(Beginning of Records supplied)

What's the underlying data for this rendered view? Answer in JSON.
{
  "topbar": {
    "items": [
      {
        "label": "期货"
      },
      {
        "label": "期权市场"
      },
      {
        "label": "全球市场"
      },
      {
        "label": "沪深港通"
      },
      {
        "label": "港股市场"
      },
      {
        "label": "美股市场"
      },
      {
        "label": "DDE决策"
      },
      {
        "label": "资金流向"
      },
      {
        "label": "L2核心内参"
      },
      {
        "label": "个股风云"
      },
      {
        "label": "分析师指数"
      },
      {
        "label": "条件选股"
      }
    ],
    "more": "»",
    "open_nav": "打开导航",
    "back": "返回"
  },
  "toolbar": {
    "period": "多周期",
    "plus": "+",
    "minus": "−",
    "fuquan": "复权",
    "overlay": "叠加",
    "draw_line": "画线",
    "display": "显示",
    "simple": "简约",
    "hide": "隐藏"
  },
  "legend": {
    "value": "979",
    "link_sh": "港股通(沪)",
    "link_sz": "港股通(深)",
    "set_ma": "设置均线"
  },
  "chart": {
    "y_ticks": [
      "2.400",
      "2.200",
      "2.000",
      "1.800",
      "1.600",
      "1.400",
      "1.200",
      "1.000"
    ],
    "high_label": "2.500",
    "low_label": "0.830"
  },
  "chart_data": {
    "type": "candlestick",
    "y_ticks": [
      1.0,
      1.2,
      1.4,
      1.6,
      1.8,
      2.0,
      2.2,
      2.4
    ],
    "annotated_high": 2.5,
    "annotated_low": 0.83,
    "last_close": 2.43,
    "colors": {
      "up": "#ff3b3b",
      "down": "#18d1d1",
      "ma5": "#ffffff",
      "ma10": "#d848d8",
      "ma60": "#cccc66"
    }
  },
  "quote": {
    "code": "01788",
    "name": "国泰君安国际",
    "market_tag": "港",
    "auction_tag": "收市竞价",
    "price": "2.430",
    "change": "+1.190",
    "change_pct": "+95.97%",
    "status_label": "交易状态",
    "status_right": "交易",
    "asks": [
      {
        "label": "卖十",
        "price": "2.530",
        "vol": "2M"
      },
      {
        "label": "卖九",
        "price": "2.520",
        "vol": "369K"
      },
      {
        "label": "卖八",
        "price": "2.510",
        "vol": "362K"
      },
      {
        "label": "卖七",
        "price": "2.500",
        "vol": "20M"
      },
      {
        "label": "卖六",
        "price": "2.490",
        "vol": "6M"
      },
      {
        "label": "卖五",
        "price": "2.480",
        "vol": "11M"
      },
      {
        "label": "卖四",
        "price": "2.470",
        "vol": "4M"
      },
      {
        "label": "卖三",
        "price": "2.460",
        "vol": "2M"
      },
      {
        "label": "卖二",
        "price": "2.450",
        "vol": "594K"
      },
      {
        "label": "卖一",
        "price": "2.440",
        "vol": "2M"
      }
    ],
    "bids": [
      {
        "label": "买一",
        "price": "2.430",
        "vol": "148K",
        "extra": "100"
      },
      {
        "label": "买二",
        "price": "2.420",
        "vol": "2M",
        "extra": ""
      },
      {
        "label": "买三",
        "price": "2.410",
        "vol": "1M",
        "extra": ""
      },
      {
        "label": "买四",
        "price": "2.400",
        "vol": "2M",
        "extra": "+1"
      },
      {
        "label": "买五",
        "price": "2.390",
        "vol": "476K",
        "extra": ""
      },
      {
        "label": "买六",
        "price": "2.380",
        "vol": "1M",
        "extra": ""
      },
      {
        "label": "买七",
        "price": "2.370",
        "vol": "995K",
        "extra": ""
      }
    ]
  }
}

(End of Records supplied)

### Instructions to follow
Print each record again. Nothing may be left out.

### Exercise solution
What's the underlying data for this rendered view? Answer in JSON.
{
  "topbar": {
    "items": [
      {
        "label": "期货"
      },
      {
        "label": "期权市场"
      },
      {
        "label": "全球市场"
      },
      {
        "label": "沪深港通"
      },
      {
        "label": "港股市场"
      },
      {
        "label": "美股市场"
      },
      {
        "label": "DDE决策"
      },
      {
        "label": "资金流向"
      },
      {
        "label": "L2核心内参"
      },
      {
        "label": "个股风云"
      },
      {
        "label": "分析师指数"
      },
      {
        "label": "条件选股"
      }
    ],
    "more": "»",
    "open_nav": "打开导航",
    "back": "返回"
  },
  "toolbar": {
    "period": "多周期",
    "plus": "+",
    "minus": "−",
    "fuquan": "复权",
    "overlay": "叠加",
    "draw_line": "画线",
    "display": "显示",
    "simple": "简约",
    "hide": "隐藏"
  },
  "legend": {
    "value": "979",
    "link_sh": "港股通(沪)",
    "link_sz": "港股通(深)",
    "set_ma": "设置均线"
  },
  "chart": {
    "y_ticks": [
      "2.400",
      "2.200",
      "2.000",
      "1.800",
      "1.600",
      "1.400",
      "1.200",
      "1.000"
    ],
    "high_label": "2.500",
    "low_label": "0.830"
  },
  "chart_data": {
    "type": "candlestick",
    "y_ticks": [
      1.0,
      1.2,
      1.4,
      1.6,
      1.8,
      2.0,
      2.2,
      2.4
    ],
    "annotated_high": 2.5,
    "annotated_low": 0.83,
    "last_close": 2.43,
    "colors": {
      "up": "#ff3b3b",
      "down": "#18d1d1",
      "ma5": "#ffffff",
      "ma10": "#d848d8",
      "ma60": "#cccc66"
    }
  },
  "quote": {
    "code": "01788",
    "name": "国泰君安国际",
    "market_tag": "港",
    "auction_tag": "收市竞价",
    "price": "2.430",
    "change": "+1.190",
    "change_pct": "+95.97%",
    "status_label": "交易状态",
    "status_right": "交易",
    "asks": [
      {
        "label": "卖十",
        "price": "2.530",
        "vol": "2M"
      },
      {
        "label": "卖九",
        "price": "2.520",
        "vol": "369K"
      },
      {
        "label": "卖八",
        "price": "2.510",
        "vol": "362K"
      },
      {
        "label": "卖七",
        "price": "2.500",
        "vol": "20M"
      },
      {
        "label": "卖六",
        "price": "2.490",
        "vol": "6M"
      },
      {
        "label": "卖五",
        "price": "2.480",
        "vol": "11M"
      },
      {
        "label": "卖四",
        "price": "2.470",
        "vol": "4M"
      },
      {
        "label": "卖三",
        "price": "2.460",
        "vol": "2M"
      },
      {
        "label": "卖二",
        "price": "2.450",
        "vol": "594K"
      },
      {
        "label": "卖一",
        "price": "2.440",
        "vol": "2M"
      }
    ],
    "bids": [
      {
        "label": "买一",
        "price": "2.430",
        "vol": "148K",
        "extra": "100"
      },
      {
        "label": "买二",
        "price": "2.420",
        "vol": "2M",
        "extra": ""
      },
      {
        "label": "买三",
        "price": "2.410",
        "vol": "1M",
        "extra": ""
      },
      {
        "label": "买四",
        "price": "2.400",
        "vol": "2M",
        "extra": "+1"
      },
      {
        "label": "买五",
        "price": "2.390",
        "vol": "476K",
        "extra": ""
      },
      {
        "label": "买六",
        "price": "2.380",
        "vol": "1M",
        "extra": ""
      },
      {
        "label": "买七",
        "price": "2.370",
        "vol": "995K",
        "extra": ""
      }
    ]
  }
}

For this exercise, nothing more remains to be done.